At 11AM the trucks will start coming past (around 5-6 spaced out over the hour). Be careful not to be too close to them or to the walls as everyone will be trying to push back. There’ll be people in the back of the truck throwing tomatoes and the truck will also leave a pile behind and there will be a massive session of tomatoes flying everywhere until they turn to mush and the next truck arrives! Awesome right?!
At 12 the siren sounds, the tomato throwing stops and everyone start sloshing towards the exit points once they’ve finished making tomato angels in the juice slush for their facebook profiles.
TIP! Now’s a great time to bring out those empty topless drink bottles that you have and get them filled up with water to clean yourself off. There’s lots of lovely Bunol citizens around with hoses but there’s also 20,000+ festival goers so having a bottle handy is super helpful.
After this it’s back on the bus/car/train and it’s siesta time! #loveSpain
P.S. if you have children you may find it helpful to know that there’s a mini Children’s Tomatina festival for children aged 4-14 a few days before the main festival begins!

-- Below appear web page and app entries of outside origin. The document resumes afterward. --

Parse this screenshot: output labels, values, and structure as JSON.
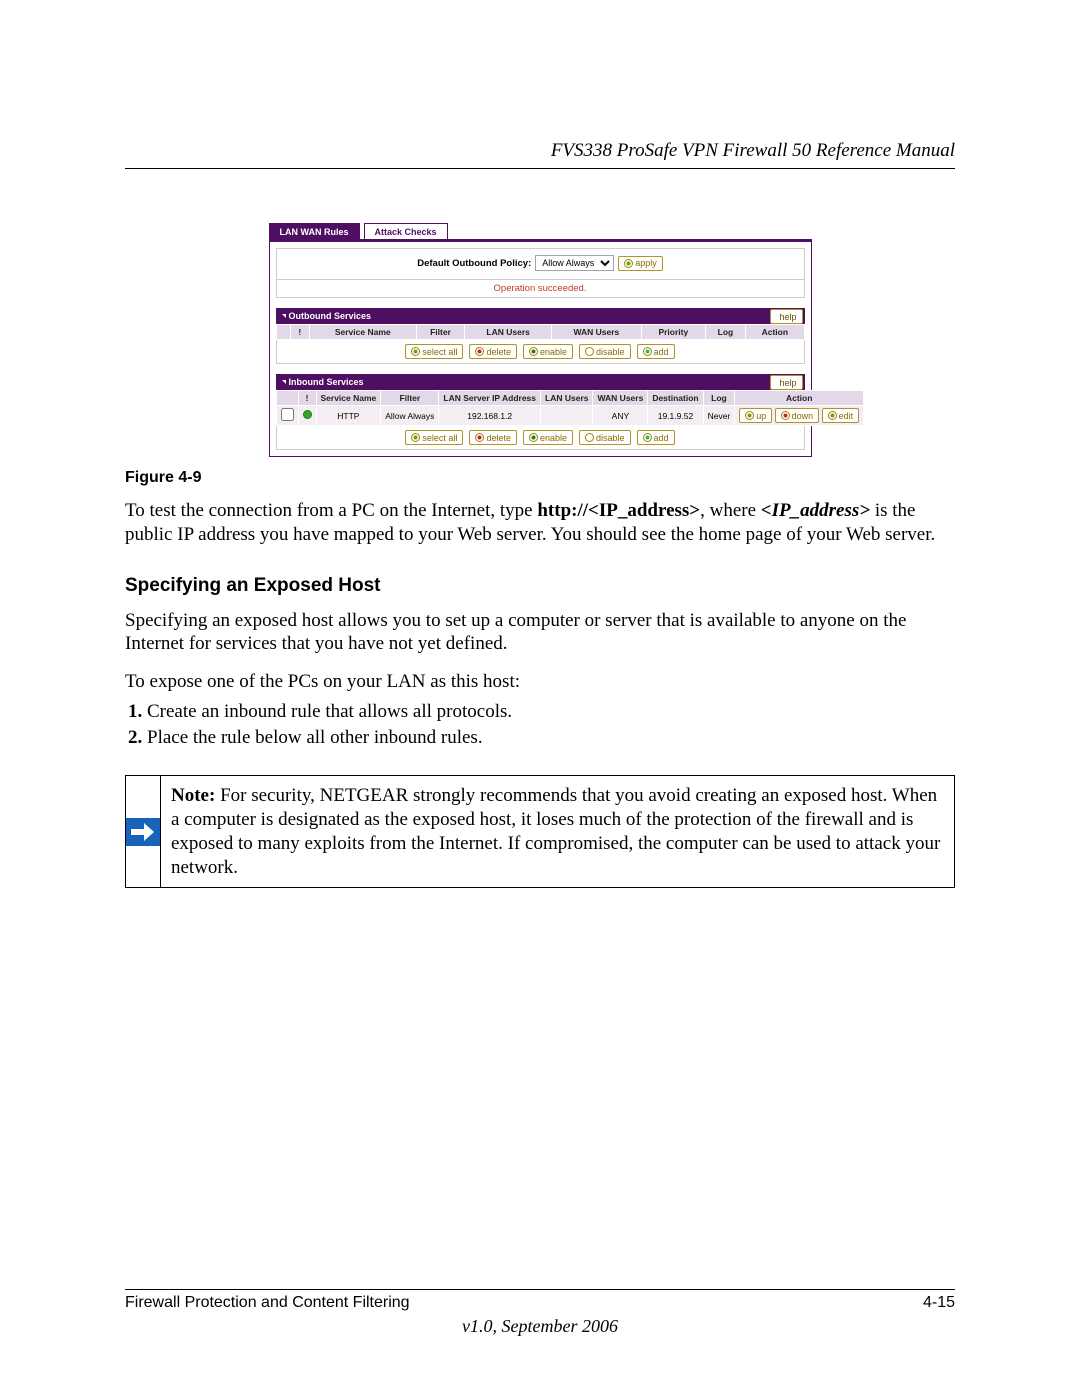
{
  "doc": {
    "header": "FVS338 ProSafe VPN Firewall 50 Reference Manual",
    "figure_label": "Figure 4-9",
    "section_heading": "Specifying an Exposed Host",
    "paragraph_1_pre": "To test the connection from a PC on the Internet, type ",
    "paragraph_1_bold_url": "http://<IP_address>",
    "paragraph_1_mid": ", where ",
    "paragraph_1_bold_ip": "<IP_address>",
    "paragraph_1_post": " is the public IP address you have mapped to your Web server. You should see the home page of your Web server.",
    "paragraph_2": "Specifying an exposed host allows you to set up a computer or server that is available to anyone on the Internet for services that you have not yet defined.",
    "paragraph_3": "To expose one of the PCs on your LAN as this host:",
    "steps": [
      "Create an inbound rule that allows all protocols.",
      "Place the rule below all other inbound rules."
    ],
    "note_label": "Note:",
    "note_body": " For security, NETGEAR strongly recommends that you avoid creating an exposed host. When a computer is designated as the exposed host, it loses much of the protection of the firewall and is exposed to many exploits from the Internet. If compromised, the computer can be used to attack your network.",
    "footer_left": "Firewall Protection and Content Filtering",
    "footer_right": "4-15",
    "footer_version": "v1.0, September 2006"
  },
  "ui": {
    "tabs": {
      "lan_wan_rules": "LAN WAN Rules",
      "attack_checks": "Attack Checks"
    },
    "policy": {
      "label": "Default Outbound Policy:",
      "selected": "Allow Always",
      "apply": "apply"
    },
    "status_message": "Operation succeeded.",
    "buttons": {
      "select_all": "select all",
      "delete": "delete",
      "enable": "enable",
      "disable": "disable",
      "add": "add",
      "help": "help",
      "up": "up",
      "down": "down",
      "edit": "edit"
    },
    "outbound": {
      "title": "Outbound Services",
      "headers": [
        "!",
        "Service Name",
        "Filter",
        "LAN Users",
        "WAN Users",
        "Priority",
        "Log",
        "Action"
      ]
    },
    "inbound": {
      "title": "Inbound Services",
      "headers": [
        "!",
        "Service Name",
        "Filter",
        "LAN Server IP Address",
        "LAN Users",
        "WAN Users",
        "Destination",
        "Log",
        "Action"
      ],
      "row": {
        "service_name": "HTTP",
        "filter": "Allow Always",
        "lan_server_ip": "192.168.1.2",
        "lan_users": "",
        "wan_users": "ANY",
        "destination": "19.1.9.52",
        "log": "Never"
      }
    }
  }
}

Please feel free to let me know if you have any questions or comments! I’m always happy to help!